"Greece is the crucible.1 It is a caldron where concentrated forces are colliding in a process that will bring forth either a reconfiguration of capitalism or the dawn of its demise."
"I also walked the streets and squares of the contemporary city, seeing the homeless carrying all their possessions everywhere they went, people searching bins for food, immigrants scrambling to sell things to passers by, junkies shooting up, rats scurrying across my path. Sometimes I averted my eyes and walked on quickly, because I didn’t really know what to do."
"Perhaps the most striking of what I saw was in English in gigantic red letters on the wall of the Academy of Athens, near the presiding statutes of Socrates and Plato. It read: “Capitalism is killing you. Fascism won’t save you.”
"One in three shops in Athens is boarded up or burnt out"
"The atmosphere in Athens is being compared to that of Berlin during the Weimar Republic.11 The high unemployment, fascist threat, street fighting, political paralysis,"
"Desperation surrounds food. People are asked to put stale bread and other still edible food in bags hanging on the outside of bins to save scavenging and contamination. The bags disappear quickly."
"Greece is a crucible, where the best and worst of our civilisation are in high energy collision with each other. This is not some local battle.

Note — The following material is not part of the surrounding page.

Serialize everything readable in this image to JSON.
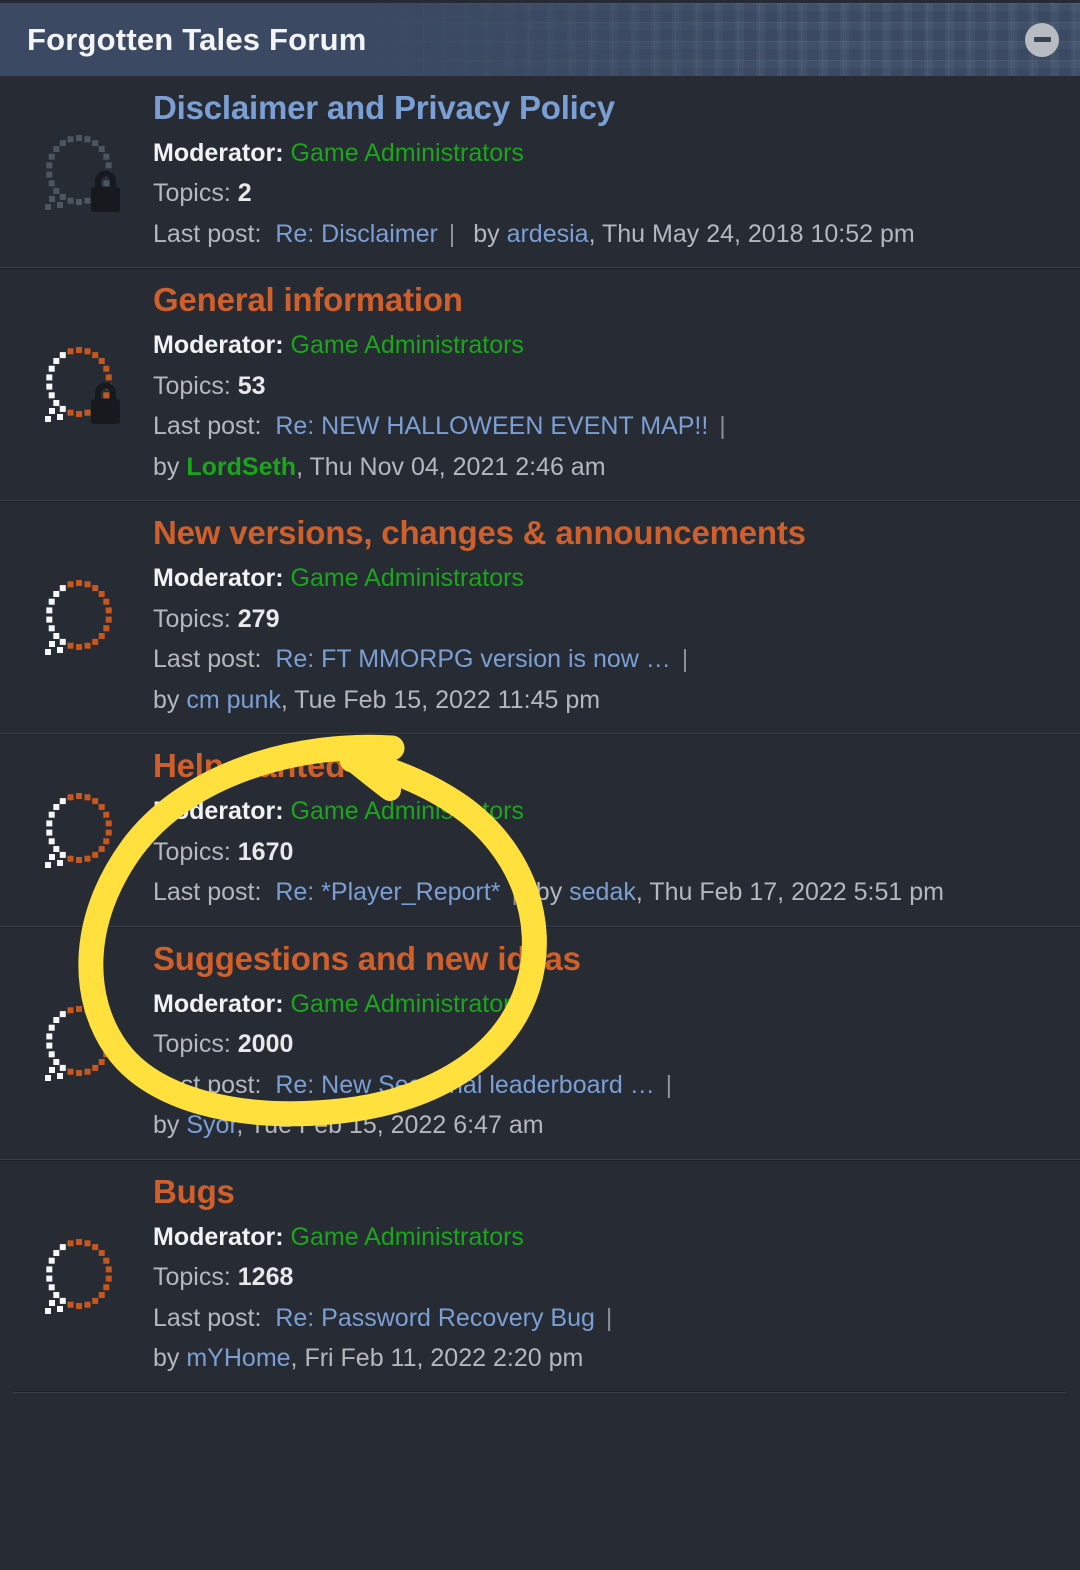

These cuts to pay, pensions and public services, this privatisation of public property, this redistribution of wealth from below to above: these are not temporary contingent measures. These are integral to a systemic restructuring of capitalism. It has advanced through Europe already from east to west. - Helena Sheehan is professor emeritus at Dublin City University. Full article here:
Do we really want to go the route of austerity...more redistribution of wealth from below to above when the results are so obvious?
Retired Monk - "Ideology is a disease"